What is the Best Insulation for a Basement?
Are you getting ready to finish your basement, but uncertain about the best way to insulate? Though not the most exciting decision you’ll make during the construction process, it’s certainly one of the more important ones. A beautiful basement can’t really be appreciated if its occupants are chilly, or can’t turn up the sound on a movie for fear of waking a sleeping child above. Avoid both drafts and reverberating sound by choosing carefully your best insulation options.
Spray foam is exactly what it sounds like (a foam that expands and hardens after it has been sprayed) and is a particularly good choice for basement walls. There are many advantages to using spray foam, including an airtight seal against moisture, pipe coverage, and structural stability. Unfortunately, quality often costs. This is probably the most expensive method of basement insulation; nevertheless, it pays for itself in lower utility bills and efficiency.
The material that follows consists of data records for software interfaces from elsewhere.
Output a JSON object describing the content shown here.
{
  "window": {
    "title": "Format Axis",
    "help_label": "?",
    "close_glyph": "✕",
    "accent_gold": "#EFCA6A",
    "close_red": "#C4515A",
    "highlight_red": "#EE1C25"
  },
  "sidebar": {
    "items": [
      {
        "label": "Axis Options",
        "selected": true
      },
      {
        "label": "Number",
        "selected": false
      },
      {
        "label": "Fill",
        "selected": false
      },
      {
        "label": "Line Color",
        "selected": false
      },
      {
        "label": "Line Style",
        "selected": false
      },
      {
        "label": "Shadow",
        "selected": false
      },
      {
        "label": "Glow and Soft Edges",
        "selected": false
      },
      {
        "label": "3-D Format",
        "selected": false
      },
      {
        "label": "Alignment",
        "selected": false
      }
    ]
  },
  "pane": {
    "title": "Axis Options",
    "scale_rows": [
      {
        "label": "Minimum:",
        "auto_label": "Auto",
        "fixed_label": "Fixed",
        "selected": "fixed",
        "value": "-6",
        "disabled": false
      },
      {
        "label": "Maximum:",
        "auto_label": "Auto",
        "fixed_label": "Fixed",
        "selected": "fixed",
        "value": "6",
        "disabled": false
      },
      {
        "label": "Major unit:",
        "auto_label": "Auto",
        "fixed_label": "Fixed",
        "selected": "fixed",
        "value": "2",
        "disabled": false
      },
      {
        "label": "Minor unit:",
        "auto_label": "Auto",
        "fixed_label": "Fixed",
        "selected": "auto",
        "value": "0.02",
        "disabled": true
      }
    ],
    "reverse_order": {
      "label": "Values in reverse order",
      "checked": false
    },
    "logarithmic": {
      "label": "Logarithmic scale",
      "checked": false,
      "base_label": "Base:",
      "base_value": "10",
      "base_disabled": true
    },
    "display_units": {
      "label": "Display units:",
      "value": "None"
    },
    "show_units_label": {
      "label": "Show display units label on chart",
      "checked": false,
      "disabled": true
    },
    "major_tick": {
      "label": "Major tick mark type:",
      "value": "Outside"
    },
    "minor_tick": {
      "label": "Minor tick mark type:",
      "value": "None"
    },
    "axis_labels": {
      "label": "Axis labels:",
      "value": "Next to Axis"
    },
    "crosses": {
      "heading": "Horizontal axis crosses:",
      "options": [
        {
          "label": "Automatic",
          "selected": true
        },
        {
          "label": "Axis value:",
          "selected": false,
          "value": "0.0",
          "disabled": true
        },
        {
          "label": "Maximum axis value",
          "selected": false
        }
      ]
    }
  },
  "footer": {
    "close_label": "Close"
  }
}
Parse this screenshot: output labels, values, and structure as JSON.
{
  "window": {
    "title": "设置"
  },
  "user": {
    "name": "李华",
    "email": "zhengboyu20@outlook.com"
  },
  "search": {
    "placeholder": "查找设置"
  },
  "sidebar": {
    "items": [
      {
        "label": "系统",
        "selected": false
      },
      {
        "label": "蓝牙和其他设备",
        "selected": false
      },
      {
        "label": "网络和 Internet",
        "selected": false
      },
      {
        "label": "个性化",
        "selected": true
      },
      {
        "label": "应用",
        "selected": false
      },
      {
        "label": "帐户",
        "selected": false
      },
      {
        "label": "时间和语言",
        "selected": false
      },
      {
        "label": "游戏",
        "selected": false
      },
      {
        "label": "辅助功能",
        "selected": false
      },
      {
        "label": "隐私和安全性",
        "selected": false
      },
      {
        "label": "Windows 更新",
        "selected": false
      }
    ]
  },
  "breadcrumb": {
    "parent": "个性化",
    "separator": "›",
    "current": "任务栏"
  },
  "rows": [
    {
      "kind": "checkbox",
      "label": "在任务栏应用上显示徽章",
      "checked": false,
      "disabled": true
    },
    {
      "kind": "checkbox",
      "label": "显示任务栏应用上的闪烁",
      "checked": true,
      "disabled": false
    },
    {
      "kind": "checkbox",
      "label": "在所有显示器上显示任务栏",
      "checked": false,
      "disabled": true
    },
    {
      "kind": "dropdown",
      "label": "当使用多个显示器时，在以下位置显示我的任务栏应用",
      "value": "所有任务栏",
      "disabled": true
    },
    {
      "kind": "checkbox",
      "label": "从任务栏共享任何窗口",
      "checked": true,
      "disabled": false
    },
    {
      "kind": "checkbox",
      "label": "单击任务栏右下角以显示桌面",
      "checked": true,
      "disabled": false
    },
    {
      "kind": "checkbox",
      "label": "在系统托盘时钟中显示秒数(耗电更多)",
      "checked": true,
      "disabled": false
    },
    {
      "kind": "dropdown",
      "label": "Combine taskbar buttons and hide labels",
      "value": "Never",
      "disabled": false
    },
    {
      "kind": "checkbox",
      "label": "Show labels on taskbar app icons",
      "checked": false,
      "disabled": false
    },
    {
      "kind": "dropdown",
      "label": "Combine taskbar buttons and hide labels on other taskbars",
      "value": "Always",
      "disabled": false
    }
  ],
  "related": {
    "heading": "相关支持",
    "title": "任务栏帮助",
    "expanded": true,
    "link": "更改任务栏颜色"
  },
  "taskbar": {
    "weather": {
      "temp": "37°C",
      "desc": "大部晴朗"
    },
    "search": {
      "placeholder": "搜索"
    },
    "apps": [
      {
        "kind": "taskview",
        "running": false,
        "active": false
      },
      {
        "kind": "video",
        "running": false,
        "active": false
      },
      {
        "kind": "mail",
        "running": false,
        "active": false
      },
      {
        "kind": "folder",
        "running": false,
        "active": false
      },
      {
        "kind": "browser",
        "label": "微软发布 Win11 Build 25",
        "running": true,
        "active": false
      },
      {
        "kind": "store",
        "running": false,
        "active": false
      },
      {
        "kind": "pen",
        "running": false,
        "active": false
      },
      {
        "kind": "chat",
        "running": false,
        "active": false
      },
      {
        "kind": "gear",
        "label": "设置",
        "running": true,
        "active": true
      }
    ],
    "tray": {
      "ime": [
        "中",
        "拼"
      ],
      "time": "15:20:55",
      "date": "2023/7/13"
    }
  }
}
Foam board is exactly that, a rigid foam panel. When installed in your basement it provides a sturdy barrier against outside air. It is also clean, affordable, and, unlike traditional insulation, does not necessarily need maintaining and replacing. The cons, however, include moisture buildup and leaked air between boards (if not installed correctly). Foam board can be a good choice for insulation if you have a contractor that is familiar with the installation process.
Fiberglass is a plastic material that has been reinforced with fine glass fibers. This is a more traditional method of insulation and can often be found in older homes. The pros of fiberglass insulation include cost-effectiveness and easy installation. Unfortunately, fiberglass can harbor mold if it holds condensation, which often proves the source of mold (and allergens) in old houses. When considering insulation methods, consider the climate of your home. Where there are areas of possible condensation, you may want to choose an insulation type other than fiberglass.
When you consider insulation it’s typical to think only of temperature and moisture control, but don’t overlook the application of insulation for sound-dampening purposes. Fiberglass batts can be installed in the floor joists of a basement ceiling to dampen the sound traveling between floors. Batts can also be added to interior basement walls to help with sound insulation–for example, in the walls surrounding the mechanical room. Though these options won’t completely eliminate sound from surrounding areas, they will help dampen and diminish the noise.